Your instructions ::
Could you retype every entry below exactly as written?

Data shown ::
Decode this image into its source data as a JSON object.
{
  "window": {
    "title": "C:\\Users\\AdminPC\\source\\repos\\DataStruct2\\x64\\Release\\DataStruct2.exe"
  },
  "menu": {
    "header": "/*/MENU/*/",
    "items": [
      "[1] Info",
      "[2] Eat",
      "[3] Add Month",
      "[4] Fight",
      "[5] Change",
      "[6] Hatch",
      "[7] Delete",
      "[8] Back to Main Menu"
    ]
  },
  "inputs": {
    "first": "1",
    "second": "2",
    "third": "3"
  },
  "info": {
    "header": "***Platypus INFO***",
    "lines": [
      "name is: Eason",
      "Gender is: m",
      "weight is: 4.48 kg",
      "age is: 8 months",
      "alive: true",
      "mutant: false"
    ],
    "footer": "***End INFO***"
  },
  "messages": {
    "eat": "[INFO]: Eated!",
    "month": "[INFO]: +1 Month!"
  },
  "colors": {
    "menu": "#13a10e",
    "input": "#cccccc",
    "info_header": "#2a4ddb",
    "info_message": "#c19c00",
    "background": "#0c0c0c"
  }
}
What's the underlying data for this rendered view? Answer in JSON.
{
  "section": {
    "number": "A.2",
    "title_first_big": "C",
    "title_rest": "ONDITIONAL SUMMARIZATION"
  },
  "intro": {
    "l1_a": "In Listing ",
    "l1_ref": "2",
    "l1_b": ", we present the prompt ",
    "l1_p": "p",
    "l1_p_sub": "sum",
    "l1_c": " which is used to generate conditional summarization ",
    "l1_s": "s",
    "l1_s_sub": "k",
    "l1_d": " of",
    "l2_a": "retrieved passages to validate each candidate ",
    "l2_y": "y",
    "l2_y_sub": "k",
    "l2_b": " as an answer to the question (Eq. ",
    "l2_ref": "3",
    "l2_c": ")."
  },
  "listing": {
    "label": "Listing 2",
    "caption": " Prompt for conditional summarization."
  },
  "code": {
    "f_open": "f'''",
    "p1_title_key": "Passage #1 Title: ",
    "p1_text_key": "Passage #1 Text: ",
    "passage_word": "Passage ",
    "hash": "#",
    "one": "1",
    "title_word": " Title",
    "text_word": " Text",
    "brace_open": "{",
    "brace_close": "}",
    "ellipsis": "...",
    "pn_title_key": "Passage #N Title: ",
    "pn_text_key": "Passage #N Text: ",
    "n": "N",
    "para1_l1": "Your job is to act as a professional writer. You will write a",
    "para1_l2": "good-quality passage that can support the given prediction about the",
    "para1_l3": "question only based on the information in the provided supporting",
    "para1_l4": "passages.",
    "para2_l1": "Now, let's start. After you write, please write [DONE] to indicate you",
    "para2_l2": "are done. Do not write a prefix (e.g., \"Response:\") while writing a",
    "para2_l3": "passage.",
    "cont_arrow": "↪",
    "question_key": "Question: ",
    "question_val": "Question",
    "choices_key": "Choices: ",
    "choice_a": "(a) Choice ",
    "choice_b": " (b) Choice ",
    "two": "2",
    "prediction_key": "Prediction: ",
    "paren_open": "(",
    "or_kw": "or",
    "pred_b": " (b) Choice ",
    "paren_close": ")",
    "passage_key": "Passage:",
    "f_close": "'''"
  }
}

Result ::
Decode this image into its source data as a JSON object.
{
  "window": {
    "title": "C:\\Users\\AdminPC\\source\\repos\\DataStruct2\\x64\\Release\\DataStruct2.exe"
  },
  "menu": {
    "header": "/*/MENU/*/",
    "items": [
      "[1] Info",
      "[2] Eat",
      "[3] Add Month",
      "[4] Fight",
      "[5] Change",
      "[6] Hatch",
      "[7] Delete",
      "[8] Back to Main Menu"
    ]
  },
  "inputs": {
    "first": "1",
    "second": "2",
    "third": "3"
  },
  "info": {
    "header": "***Platypus INFO***",
    "lines": [
      "name is: Eason",
      "Gender is: m",
      "weight is: 4.48 kg",
      "age is: 8 months",
      "alive: true",
      "mutant: false"
    ],
    "footer": "***End INFO***"
  },
  "messages": {
    "eat": "[INFO]: Eated!",
    "month": "[INFO]: +1 Month!"
  },
  "colors": {
    "menu": "#13a10e",
    "input": "#cccccc",
    "info_header": "#2a4ddb",
    "info_message": "#c19c00",
    "background": "#0c0c0c"
  }
}
What's the underlying data for this rendered view? Answer in JSON.
{
  "section": {
    "number": "A.2",
    "title_first_big": "C",
    "title_rest": "ONDITIONAL SUMMARIZATION"
  },
  "intro": {
    "l1_a": "In Listing ",
    "l1_ref": "2",
    "l1_b": ", we present the prompt ",
    "l1_p": "p",
    "l1_p_sub": "sum",
    "l1_c": " which is used to generate conditional summarization ",
    "l1_s": "s",
    "l1_s_sub": "k",
    "l1_d": " of",
    "l2_a": "retrieved passages to validate each candidate ",
    "l2_y": "y",
    "l2_y_sub": "k",
    "l2_b": " as an answer to the question (Eq. ",
    "l2_ref": "3",
    "l2_c": ")."
  },
  "listing": {
    "label": "Listing 2",
    "caption": " Prompt for conditional summarization."
  },
  "code": {
    "f_open": "f'''",
    "p1_title_key": "Passage #1 Title: ",
    "p1_text_key": "Passage #1 Text: ",
    "passage_word": "Passage ",
    "hash": "#",
    "one": "1",
    "title_word": " Title",
    "text_word": " Text",
    "brace_open": "{",
    "brace_close": "}",
    "ellipsis": "...",
    "pn_title_key": "Passage #N Title: ",
    "pn_text_key": "Passage #N Text: ",
    "n": "N",
    "para1_l1": "Your job is to act as a professional writer. You will write a",
    "para1_l2": "good-quality passage that can support the given prediction about the",
    "para1_l3": "question only based on the information in the provided supporting",
    "para1_l4": "passages.",
    "para2_l1": "Now, let's start. After you write, please write [DONE] to indicate you",
    "para2_l2": "are done. Do not write a prefix (e.g., \"Response:\") while writing a",
    "para2_l3": "passage.",
    "cont_arrow": "↪",
    "question_key": "Question: ",
    "question_val": "Question",
    "choices_key": "Choices: ",
    "choice_a": "(a) Choice ",
    "choice_b": " (b) Choice ",
    "two": "2",
    "prediction_key": "Prediction: ",
    "paren_open": "(",
    "or_kw": "or",
    "pred_b": " (b) Choice ",
    "paren_close": ")",
    "passage_key": "Passage:",
    "f_close": "'''"
  }
}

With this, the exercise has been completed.